# PROMPT
Copy every line of the records below that holds the word "with".

*** Opening EXTRACTED RECORDS ***

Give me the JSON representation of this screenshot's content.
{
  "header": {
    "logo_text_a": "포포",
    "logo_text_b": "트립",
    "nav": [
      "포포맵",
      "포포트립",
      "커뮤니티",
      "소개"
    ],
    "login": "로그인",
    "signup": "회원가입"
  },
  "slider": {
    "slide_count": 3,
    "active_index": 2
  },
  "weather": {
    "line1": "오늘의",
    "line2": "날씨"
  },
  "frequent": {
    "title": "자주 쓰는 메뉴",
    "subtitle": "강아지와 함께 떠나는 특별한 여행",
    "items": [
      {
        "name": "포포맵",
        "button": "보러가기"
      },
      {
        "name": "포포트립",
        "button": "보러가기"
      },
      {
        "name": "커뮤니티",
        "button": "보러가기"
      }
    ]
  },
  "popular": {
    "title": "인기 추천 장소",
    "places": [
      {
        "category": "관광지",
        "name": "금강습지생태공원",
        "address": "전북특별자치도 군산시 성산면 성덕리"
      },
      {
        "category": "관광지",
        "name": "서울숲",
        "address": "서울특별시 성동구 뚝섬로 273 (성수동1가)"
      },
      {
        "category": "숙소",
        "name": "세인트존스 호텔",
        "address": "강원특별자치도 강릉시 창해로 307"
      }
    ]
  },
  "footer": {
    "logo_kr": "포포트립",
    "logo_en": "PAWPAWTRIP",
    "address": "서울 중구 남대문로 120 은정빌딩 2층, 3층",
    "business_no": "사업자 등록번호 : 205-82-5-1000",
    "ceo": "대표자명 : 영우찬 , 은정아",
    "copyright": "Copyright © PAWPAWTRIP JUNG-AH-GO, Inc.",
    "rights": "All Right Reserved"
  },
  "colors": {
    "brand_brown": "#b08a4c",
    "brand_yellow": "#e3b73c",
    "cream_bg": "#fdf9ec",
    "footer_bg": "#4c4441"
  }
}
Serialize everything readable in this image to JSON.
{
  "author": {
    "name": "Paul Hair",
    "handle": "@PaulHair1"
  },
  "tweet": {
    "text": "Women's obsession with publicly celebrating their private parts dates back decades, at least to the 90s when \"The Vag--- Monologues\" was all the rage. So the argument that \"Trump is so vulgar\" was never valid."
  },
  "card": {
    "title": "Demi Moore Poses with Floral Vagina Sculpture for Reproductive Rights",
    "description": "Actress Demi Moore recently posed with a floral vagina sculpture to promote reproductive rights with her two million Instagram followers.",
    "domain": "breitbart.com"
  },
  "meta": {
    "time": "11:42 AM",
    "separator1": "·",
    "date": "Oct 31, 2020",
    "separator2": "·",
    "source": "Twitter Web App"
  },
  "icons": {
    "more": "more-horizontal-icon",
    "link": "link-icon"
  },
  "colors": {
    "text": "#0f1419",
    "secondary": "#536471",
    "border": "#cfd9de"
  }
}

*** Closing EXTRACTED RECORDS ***

# PROBLEM SOLUTION
    "text": "Women's obsession with publicly celebrating their private parts dates back decades, at least to the 90s when \"The Vag--- Monologues\" was all the rage. So the argument that \"Trump is so vulgar\" was never valid."
    "title": "Demi Moore Poses with Floral Vagina Sculpture for Reproductive Rights",
    "description": "Actress Demi Moore recently posed with a floral vagina sculpture to promote reproductive rights with her two million Instagram followers.",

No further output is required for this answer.